(Information shown Opens)

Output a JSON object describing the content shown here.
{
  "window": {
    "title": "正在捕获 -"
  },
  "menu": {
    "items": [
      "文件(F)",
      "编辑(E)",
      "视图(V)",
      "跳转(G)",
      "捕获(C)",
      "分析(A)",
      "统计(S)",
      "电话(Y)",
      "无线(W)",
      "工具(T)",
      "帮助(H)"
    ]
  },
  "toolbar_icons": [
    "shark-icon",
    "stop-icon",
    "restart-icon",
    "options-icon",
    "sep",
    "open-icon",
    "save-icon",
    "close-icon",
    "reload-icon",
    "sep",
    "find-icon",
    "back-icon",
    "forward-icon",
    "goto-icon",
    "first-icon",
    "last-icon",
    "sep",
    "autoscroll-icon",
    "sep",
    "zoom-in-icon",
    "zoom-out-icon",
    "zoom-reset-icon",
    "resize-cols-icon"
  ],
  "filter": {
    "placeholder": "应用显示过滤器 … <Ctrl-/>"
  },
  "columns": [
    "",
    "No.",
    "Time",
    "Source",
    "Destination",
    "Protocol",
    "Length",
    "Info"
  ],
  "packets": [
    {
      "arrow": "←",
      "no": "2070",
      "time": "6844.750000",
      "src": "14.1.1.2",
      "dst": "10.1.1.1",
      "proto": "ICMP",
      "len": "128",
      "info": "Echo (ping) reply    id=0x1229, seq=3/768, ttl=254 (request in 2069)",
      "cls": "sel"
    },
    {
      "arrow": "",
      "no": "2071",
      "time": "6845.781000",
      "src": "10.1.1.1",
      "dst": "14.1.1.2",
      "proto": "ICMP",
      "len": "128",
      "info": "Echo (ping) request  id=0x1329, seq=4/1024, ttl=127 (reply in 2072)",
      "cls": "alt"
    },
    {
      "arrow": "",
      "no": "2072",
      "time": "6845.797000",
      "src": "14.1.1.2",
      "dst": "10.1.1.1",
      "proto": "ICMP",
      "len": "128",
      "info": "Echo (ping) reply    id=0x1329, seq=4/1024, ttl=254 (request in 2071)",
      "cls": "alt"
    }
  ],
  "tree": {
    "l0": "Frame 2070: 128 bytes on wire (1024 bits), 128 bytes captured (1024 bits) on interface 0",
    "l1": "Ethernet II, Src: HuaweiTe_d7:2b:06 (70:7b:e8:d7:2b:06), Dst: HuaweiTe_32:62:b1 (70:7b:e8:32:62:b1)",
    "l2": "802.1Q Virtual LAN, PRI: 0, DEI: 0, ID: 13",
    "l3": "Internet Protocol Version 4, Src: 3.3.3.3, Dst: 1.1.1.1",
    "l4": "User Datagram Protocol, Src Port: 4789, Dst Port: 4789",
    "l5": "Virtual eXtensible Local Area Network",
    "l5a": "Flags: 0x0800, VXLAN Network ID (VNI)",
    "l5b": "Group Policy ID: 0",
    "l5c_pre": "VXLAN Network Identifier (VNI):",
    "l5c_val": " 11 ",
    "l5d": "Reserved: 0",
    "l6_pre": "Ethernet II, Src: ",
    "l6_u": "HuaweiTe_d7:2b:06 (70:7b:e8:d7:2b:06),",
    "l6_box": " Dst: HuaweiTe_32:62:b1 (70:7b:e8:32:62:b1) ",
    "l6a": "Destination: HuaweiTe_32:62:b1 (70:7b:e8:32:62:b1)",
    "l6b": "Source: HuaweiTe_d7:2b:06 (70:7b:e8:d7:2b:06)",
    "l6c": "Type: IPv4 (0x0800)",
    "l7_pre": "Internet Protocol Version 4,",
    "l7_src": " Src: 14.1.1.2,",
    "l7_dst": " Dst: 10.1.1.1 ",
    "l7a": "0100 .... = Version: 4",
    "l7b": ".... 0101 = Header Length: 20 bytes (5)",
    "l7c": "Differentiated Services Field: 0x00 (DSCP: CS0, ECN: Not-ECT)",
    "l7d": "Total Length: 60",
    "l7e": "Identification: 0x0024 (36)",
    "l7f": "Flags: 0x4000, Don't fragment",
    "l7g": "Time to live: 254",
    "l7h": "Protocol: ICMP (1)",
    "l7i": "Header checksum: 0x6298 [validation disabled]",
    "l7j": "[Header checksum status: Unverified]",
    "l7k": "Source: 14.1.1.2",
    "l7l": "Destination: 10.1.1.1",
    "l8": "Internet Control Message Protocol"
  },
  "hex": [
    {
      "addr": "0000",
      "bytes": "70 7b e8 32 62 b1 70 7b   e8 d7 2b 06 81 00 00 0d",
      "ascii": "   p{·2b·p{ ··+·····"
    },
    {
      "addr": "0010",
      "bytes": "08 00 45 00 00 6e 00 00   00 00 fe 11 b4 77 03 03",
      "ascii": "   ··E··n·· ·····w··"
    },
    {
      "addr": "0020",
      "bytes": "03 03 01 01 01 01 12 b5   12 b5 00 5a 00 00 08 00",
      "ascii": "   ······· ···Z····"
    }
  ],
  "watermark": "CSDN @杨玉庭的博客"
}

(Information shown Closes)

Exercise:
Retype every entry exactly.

Output of the exercise:
Output a JSON object describing the content shown here.
{
  "window": {
    "title": "正在捕获 -"
  },
  "menu": {
    "items": [
      "文件(F)",
      "编辑(E)",
      "视图(V)",
      "跳转(G)",
      "捕获(C)",
      "分析(A)",
      "统计(S)",
      "电话(Y)",
      "无线(W)",
      "工具(T)",
      "帮助(H)"
    ]
  },
  "toolbar_icons": [
    "shark-icon",
    "stop-icon",
    "restart-icon",
    "options-icon",
    "sep",
    "open-icon",
    "save-icon",
    "close-icon",
    "reload-icon",
    "sep",
    "find-icon",
    "back-icon",
    "forward-icon",
    "goto-icon",
    "first-icon",
    "last-icon",
    "sep",
    "autoscroll-icon",
    "sep",
    "zoom-in-icon",
    "zoom-out-icon",
    "zoom-reset-icon",
    "resize-cols-icon"
  ],
  "filter": {
    "placeholder": "应用显示过滤器 … <Ctrl-/>"
  },
  "columns": [
    "",
    "No.",
    "Time",
    "Source",
    "Destination",
    "Protocol",
    "Length",
    "Info"
  ],
  "packets": [
    {
      "arrow": "←",
      "no": "2070",
      "time": "6844.750000",
      "src": "14.1.1.2",
      "dst": "10.1.1.1",
      "proto": "ICMP",
      "len": "128",
      "info": "Echo (ping) reply    id=0x1229, seq=3/768, ttl=254 (request in 2069)",
      "cls": "sel"
    },
    {
      "arrow": "",
      "no": "2071",
      "time": "6845.781000",
      "src": "10.1.1.1",
      "dst": "14.1.1.2",
      "proto": "ICMP",
      "len": "128",
      "info": "Echo (ping) request  id=0x1329, seq=4/1024, ttl=127 (reply in 2072)",
      "cls": "alt"
    },
    {
      "arrow": "",
      "no": "2072",
      "time": "6845.797000",
      "src": "14.1.1.2",
      "dst": "10.1.1.1",
      "proto": "ICMP",
      "len": "128",
      "info": "Echo (ping) reply    id=0x1329, seq=4/1024, ttl=254 (request in 2071)",
      "cls": "alt"
    }
  ],
  "tree": {
    "l0": "Frame 2070: 128 bytes on wire (1024 bits), 128 bytes captured (1024 bits) on interface 0",
    "l1": "Ethernet II, Src: HuaweiTe_d7:2b:06 (70:7b:e8:d7:2b:06), Dst: HuaweiTe_32:62:b1 (70:7b:e8:32:62:b1)",
    "l2": "802.1Q Virtual LAN, PRI: 0, DEI: 0, ID: 13",
    "l3": "Internet Protocol Version 4, Src: 3.3.3.3, Dst: 1.1.1.1",
    "l4": "User Datagram Protocol, Src Port: 4789, Dst Port: 4789",
    "l5": "Virtual eXtensible Local Area Network",
    "l5a": "Flags: 0x0800, VXLAN Network ID (VNI)",
    "l5b": "Group Policy ID: 0",
    "l5c_pre": "VXLAN Network Identifier (VNI):",
    "l5c_val": " 11 ",
    "l5d": "Reserved: 0",
    "l6_pre": "Ethernet II, Src: ",
    "l6_u": "HuaweiTe_d7:2b:06 (70:7b:e8:d7:2b:06),",
    "l6_box": " Dst: HuaweiTe_32:62:b1 (70:7b:e8:32:62:b1) ",
    "l6a": "Destination: HuaweiTe_32:62:b1 (70:7b:e8:32:62:b1)",
    "l6b": "Source: HuaweiTe_d7:2b:06 (70:7b:e8:d7:2b:06)",
    "l6c": "Type: IPv4 (0x0800)",
    "l7_pre": "Internet Protocol Version 4,",
    "l7_src": " Src: 14.1.1.2,",
    "l7_dst": " Dst: 10.1.1.1 ",
    "l7a": "0100 .... = Version: 4",
    "l7b": ".... 0101 = Header Length: 20 bytes (5)",
    "l7c": "Differentiated Services Field: 0x00 (DSCP: CS0, ECN: Not-ECT)",
    "l7d": "Total Length: 60",
    "l7e": "Identification: 0x0024 (36)",
    "l7f": "Flags: 0x4000, Don't fragment",
    "l7g": "Time to live: 254",
    "l7h": "Protocol: ICMP (1)",
    "l7i": "Header checksum: 0x6298 [validation disabled]",
    "l7j": "[Header checksum status: Unverified]",
    "l7k": "Source: 14.1.1.2",
    "l7l": "Destination: 10.1.1.1",
    "l8": "Internet Control Message Protocol"
  },
  "hex": [
    {
      "addr": "0000",
      "bytes": "70 7b e8 32 62 b1 70 7b   e8 d7 2b 06 81 00 00 0d",
      "ascii": "   p{·2b·p{ ··+·····"
    },
    {
      "addr": "0010",
      "bytes": "08 00 45 00 00 6e 00 00   00 00 fe 11 b4 77 03 03",
      "ascii": "   ··E··n·· ·····w··"
    },
    {
      "addr": "0020",
      "bytes": "03 03 01 01 01 01 12 b5   12 b5 00 5a 00 00 08 00",
      "ascii": "   ······· ···Z····"
    }
  ],
  "watermark": "CSDN @杨玉庭的博客"
}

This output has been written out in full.